— THE DATA —
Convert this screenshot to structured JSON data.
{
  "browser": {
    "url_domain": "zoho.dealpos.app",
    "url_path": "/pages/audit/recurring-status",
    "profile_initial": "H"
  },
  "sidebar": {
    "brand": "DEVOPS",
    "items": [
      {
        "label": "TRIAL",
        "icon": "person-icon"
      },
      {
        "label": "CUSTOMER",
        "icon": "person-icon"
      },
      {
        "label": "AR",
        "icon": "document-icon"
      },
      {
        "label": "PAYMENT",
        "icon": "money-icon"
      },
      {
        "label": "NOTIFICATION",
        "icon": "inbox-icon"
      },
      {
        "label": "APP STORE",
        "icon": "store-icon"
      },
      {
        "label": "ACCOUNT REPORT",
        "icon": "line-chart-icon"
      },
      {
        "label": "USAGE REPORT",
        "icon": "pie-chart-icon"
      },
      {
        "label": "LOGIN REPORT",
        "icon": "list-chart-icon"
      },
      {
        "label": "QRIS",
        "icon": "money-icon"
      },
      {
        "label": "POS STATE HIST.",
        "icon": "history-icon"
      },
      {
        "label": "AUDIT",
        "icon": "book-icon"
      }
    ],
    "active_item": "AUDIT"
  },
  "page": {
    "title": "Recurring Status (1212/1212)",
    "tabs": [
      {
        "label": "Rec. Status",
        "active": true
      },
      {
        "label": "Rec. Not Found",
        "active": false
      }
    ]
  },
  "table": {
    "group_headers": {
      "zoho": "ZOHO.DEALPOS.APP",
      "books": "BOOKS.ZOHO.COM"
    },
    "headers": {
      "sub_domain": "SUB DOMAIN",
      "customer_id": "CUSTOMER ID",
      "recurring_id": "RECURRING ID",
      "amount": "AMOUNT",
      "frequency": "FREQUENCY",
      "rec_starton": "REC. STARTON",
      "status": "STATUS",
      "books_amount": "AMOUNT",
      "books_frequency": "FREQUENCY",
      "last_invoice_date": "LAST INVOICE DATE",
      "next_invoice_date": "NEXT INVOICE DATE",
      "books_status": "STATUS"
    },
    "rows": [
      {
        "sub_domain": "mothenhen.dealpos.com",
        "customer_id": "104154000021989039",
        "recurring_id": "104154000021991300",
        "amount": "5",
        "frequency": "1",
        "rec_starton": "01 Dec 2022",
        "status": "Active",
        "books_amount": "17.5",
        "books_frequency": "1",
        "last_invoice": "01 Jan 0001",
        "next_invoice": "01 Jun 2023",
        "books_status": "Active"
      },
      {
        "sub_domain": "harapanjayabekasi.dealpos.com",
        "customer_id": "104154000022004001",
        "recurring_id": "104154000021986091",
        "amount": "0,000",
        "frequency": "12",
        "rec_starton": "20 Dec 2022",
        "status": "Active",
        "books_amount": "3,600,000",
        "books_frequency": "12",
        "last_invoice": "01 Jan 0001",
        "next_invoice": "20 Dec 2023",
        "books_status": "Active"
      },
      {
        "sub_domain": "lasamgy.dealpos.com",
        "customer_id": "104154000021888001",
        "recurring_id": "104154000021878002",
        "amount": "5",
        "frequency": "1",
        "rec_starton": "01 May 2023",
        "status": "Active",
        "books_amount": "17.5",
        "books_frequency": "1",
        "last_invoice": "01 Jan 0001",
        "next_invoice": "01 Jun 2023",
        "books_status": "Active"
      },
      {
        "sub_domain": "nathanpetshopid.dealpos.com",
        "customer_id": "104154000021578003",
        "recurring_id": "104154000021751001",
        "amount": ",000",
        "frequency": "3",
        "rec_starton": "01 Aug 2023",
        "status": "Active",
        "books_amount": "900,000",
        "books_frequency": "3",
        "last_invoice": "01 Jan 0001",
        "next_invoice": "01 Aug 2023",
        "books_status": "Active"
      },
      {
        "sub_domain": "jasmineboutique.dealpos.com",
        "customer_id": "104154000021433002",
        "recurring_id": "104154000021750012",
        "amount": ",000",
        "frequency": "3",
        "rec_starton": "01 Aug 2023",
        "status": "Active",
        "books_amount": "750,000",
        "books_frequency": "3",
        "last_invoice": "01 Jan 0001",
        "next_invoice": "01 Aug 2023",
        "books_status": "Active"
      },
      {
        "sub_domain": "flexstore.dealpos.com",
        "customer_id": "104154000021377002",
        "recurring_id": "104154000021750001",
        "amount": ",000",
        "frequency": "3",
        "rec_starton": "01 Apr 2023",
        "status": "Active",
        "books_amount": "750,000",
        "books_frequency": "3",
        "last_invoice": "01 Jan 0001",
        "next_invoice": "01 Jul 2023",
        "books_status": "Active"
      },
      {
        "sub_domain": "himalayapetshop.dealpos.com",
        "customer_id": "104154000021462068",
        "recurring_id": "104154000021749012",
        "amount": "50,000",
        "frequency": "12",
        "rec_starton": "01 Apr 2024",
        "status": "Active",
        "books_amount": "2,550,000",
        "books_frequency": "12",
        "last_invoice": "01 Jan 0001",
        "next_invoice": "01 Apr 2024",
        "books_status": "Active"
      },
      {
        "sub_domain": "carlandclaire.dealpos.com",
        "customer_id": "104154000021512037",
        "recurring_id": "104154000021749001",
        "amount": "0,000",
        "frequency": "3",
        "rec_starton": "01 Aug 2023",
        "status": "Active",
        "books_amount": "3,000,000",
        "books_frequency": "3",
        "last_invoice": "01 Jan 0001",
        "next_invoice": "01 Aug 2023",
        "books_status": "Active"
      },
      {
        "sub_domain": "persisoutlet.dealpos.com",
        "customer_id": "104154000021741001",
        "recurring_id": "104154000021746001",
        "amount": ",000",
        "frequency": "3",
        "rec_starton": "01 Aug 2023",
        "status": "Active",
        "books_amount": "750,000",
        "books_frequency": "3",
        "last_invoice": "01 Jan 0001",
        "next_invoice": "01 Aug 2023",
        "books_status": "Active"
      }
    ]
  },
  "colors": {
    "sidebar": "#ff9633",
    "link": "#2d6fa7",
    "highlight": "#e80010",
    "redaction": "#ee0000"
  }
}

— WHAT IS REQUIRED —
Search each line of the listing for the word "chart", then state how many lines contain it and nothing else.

— EXERCISE ANSWER —
3